We agreed to targets, for example: by 2020, one quarter of humanitarian funding should go to local and national organisations directly and 30 percent of donor funds should be unearmarked.
This is a fine achievement and the proof so desperately needed that we are capable of changing our working practices and adapting our business model.
We can also take heart from the fact that, since the publication of our High-Level Panel’s report, the World Bank has partnered with the United Nations and the Islamic Development Bank to provide billions of dollars in financial support through leveraging grants to support refugees, host communities and recovery and reconstruction in the Middle East and North Africa.
But let me also issue a word of caution.
We found evidence of competition between aid organisations in what resembles an over-crowded marketplace. Turf wars duplicate efforts and sap precious energy.
The Grand Bargain, like other agreements likely to emerge at the Summit, is the beginning of the journey that must be made, not the terminus. Its purpose is to serve as a catalyst for the deeper system-wide change that we call for in our report. The UN and its 193 member states, the international organisations sheltering under its umbrella and those who cast their own shadows, the dynamic private sector, civil society and private individuals all have roles to play in reducing human vulnerability and our world’s fragility. Success will depend upon reaching a consensus around anticipation, transparency, research and collaboration.
I know it sounds like a tall order. But I am confident that if we can agree on the direction of travel and take the first steps together, our confidence will grow and we will reach the high ground. In a world increasingly vulnerable to shocks and strains, we can build confidence in our collective ability.
They say that Rome wasn’t built in a day. We must face up to the truth that it will take years of constant effort to accomplish what the WHS aims to achieve: a new start for humanity.
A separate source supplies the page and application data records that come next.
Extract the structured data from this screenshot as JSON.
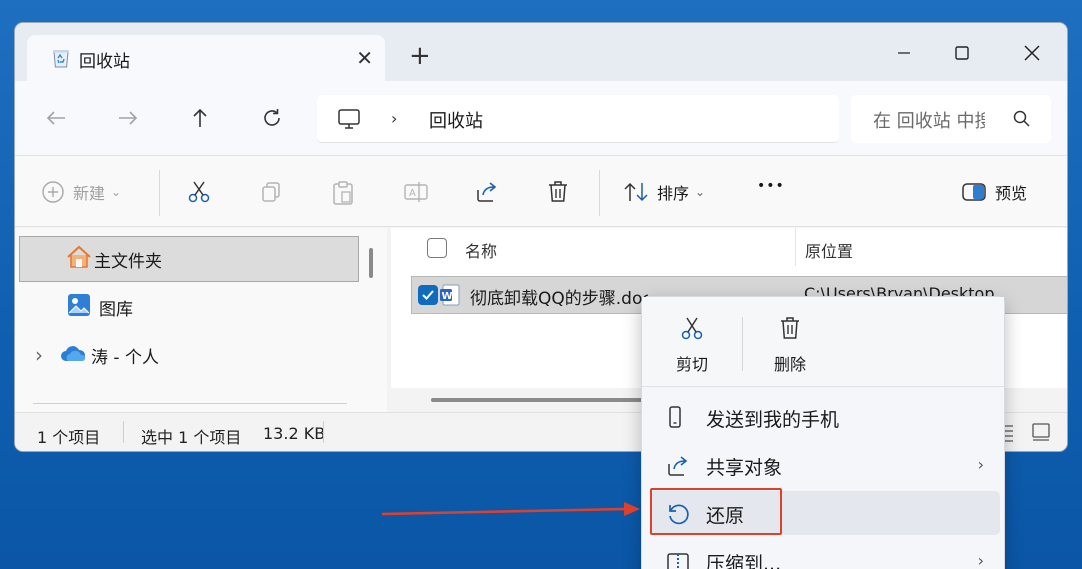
{
  "window": {
    "tab_title": "回收站",
    "tab_close": "✕",
    "new_tab": "+"
  },
  "navigation": {
    "address_path": "回收站",
    "address_separator": "›",
    "search_placeholder": "在 回收站 中搜索"
  },
  "toolbar": {
    "new_label": "新建",
    "new_chevron": "⌄",
    "sort_label": "排序",
    "sort_chevron": "⌄",
    "more_label": "•••",
    "preview_label": "预览"
  },
  "sidebar": {
    "items": [
      {
        "label": "主文件夹"
      },
      {
        "label": "图库"
      },
      {
        "label": "涛 - 个人",
        "expand": "›"
      }
    ]
  },
  "file_list": {
    "columns": [
      "名称",
      "原位置"
    ],
    "rows": [
      {
        "name": "彻底卸载QQ的步骤.docx",
        "location": "C:\\Users\\Bryan\\Desktop",
        "selected": true
      }
    ]
  },
  "status": {
    "item_count": "1 个项目",
    "selection": "选中 1 个项目",
    "size": "13.2 KB"
  },
  "context_menu": {
    "quick_actions": [
      {
        "label": "剪切"
      },
      {
        "label": "删除"
      }
    ],
    "items": [
      {
        "label": "发送到我的手机",
        "submenu": ""
      },
      {
        "label": "共享对象",
        "submenu": "›"
      },
      {
        "label": "还原",
        "submenu": ""
      },
      {
        "label": "压缩到...",
        "submenu": "›"
      }
    ]
  },
  "colors": {
    "accent": "#0f6cbd",
    "highlight": "#e0402a",
    "desktop": "#0f5fb0"
  }
}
We owe it to the more than 125 million people in need today of emergency assistance – and to all those risking their lives to deliver it – to make that start.
Kristalina Georgieva is vice president of the European Commission and co-chair of the UN Secretary-General’s independent High-Level Panel on Humanitarian Finance.
Other views on priority reforms at the World Humanitarian Summit: